Hacked Facebook accounts belonging to a Brazilian ISP, Mexican sporting goods store, mountain tourism site from Slovakia, and a computer repair shop in the Philippines are spreading posts linking to malware to users around the world.
Avast researchers have discovered hacked Facebook business pages spreading a password stealer called Redline Stealer, which is capable of stealing passwords and downloading further malware. The malware is available for purchase on the dark web for about $100 to $150, making it difficult to pinpoint a particular group or person hacking these accounts.
Brazilian ISP promoting free downloads to European Facebook users
We spotted a sponsored post on a Facebook feed a few weeks ago that was promoting a free Adobe Acrobat Reader. We were immediately suspicious, as the link shown in the post preview was “Mediafire.com”, not “Adobe.com”. Furthermore, the post came from a company called Viu Internet.
Viu Internet is an internet service provider from Brazil. More than 15,000 people follow their Facebook page. Since August, posts promoting free downloads of wallpaper applications, the video game Grand Theft Auto, Adobe Acrobat Reader, and Stray, also a video game, appeared on the business’s Facebook page, in English. It’s obvious that the page is hacked. The style of the posts and the content the page is promoting are very different from the posts uploaded before August.
We aren’t sure if the hackers are using the business’ payment options to pay for the sponsored posts, or if they are covering the costs themselves and just leveraging the page’s community to ensure their posts reach actual people.
The links in the post lead to a file on a storage and sharing site. To get infected, users have to download the file, extract the contents, and run the file.
Viu Internet is warning people visiting their homepage that their Facebook page has been hacked. It looks like they are unable to retrieve access to their account.
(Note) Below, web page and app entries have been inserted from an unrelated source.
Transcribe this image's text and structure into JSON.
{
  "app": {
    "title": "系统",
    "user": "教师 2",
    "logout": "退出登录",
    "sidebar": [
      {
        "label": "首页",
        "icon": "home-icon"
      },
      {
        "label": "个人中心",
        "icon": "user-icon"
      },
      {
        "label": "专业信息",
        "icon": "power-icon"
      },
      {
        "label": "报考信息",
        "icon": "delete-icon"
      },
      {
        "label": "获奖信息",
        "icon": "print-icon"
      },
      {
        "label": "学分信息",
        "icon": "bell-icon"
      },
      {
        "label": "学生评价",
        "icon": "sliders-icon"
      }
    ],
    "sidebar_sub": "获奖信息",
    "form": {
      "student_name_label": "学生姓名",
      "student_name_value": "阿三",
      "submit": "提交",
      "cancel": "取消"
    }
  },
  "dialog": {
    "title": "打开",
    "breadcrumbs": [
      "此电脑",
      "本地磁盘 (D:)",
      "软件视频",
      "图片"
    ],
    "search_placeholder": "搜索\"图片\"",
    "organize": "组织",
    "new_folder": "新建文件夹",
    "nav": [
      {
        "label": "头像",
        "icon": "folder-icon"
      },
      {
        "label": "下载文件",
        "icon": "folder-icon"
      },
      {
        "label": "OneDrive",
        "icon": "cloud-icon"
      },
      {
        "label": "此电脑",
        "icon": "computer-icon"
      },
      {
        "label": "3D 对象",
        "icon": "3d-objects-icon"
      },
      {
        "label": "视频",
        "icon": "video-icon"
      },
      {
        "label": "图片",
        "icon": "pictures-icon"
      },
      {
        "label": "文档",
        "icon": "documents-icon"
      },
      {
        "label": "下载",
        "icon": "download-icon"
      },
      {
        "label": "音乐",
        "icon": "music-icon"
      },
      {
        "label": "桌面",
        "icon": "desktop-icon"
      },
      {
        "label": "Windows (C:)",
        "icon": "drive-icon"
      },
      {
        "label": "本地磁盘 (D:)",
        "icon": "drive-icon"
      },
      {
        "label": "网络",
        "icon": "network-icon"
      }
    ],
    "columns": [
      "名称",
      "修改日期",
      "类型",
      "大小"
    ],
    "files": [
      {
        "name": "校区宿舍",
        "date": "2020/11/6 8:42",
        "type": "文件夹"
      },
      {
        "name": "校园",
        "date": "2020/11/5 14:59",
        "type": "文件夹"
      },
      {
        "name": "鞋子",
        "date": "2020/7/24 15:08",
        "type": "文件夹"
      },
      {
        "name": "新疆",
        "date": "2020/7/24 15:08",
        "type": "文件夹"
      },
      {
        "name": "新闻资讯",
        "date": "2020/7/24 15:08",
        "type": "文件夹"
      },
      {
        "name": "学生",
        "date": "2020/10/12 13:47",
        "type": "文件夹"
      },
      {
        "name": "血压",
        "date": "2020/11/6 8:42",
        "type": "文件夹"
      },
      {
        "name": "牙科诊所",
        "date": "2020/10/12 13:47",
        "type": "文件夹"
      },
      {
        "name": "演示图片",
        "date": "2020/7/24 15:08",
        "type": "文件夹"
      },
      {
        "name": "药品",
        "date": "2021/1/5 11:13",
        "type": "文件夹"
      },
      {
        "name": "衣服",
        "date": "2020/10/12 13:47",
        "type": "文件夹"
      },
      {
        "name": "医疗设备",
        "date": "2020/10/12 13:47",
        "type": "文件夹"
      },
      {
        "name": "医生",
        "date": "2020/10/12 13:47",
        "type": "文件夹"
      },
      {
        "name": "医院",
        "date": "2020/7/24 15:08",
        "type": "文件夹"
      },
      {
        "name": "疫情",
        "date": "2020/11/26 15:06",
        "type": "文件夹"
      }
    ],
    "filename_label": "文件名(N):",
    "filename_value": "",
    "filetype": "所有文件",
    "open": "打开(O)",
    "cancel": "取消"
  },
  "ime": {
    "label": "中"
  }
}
In addition to Viu Internet’s Facebook page, we are aware of a few more hacked Facebook pages posting the same content. These include a Mexican sporting goods store called Max Deportes (114,000+ Facebook followers), a Slovakian mountain tourism site named Mladi, gremo v hribe (2,000+ Facebook followers), and a computer repair shop, Computer Repair Davao in the Philippines (700+ Facebook followers).
We reported these posts and ads to Facebook using the on-site reporting function, but no action was taken, yet. Avast Antivirus blocks the malware distributed by these posts.
How you can protect yourself
- Offers too good to be true tend to be no good. The posts promote free access to otherwise paid-for content, which is a red flag. Cybercriminals try to entice people into downloading and running malicious files by packaging them as something free and desirable.
- Check your sources. The posts promoting free game downloads and software don’t match the content normally posted by the Facebook accounts. Before clicking on a link, ask yourself, why is a Mexican sporting goods store promoting free access to the video game Stray?
- Download from trusted sources. If you are interested in downloading a game or software, download it from a reputable source, like from the software producer directly, or a trusted distribution service like Steam.
- Report scams. If you see a scam or are suspicious of a post, report the scam to the social network you see it on.
- Use security software. Security software, or antivirus, acts as a safety net, protecting even the most cautious users. As mentioned above, Avast Antivirus protects users from the malware spread in these posts.
How businesses can protect their social media accounts
- Use strong passwords. Strong passwords protect accounts from hackers, because they are difficult to brute force. Passwords should ideally be between 15-20 characters long and include a mix of upper and lower case letters, as well as special characters.
- Use two-factor authentication. Two-factor authentication requires users to enter a second code along with their username and password. This code is typically sent to a mobile number or email address associated with the account and can be generated on a mobile device. If that user isn’t trying to log in to that account, two-factor authentication can also serve as a warning system when someone else is trying to break in.
- Keep an eye on charges. Regularly check bank statements for suspicious charges. Hackers who gain access to an account with credit card information saved can potentially use this information to make their own purchases.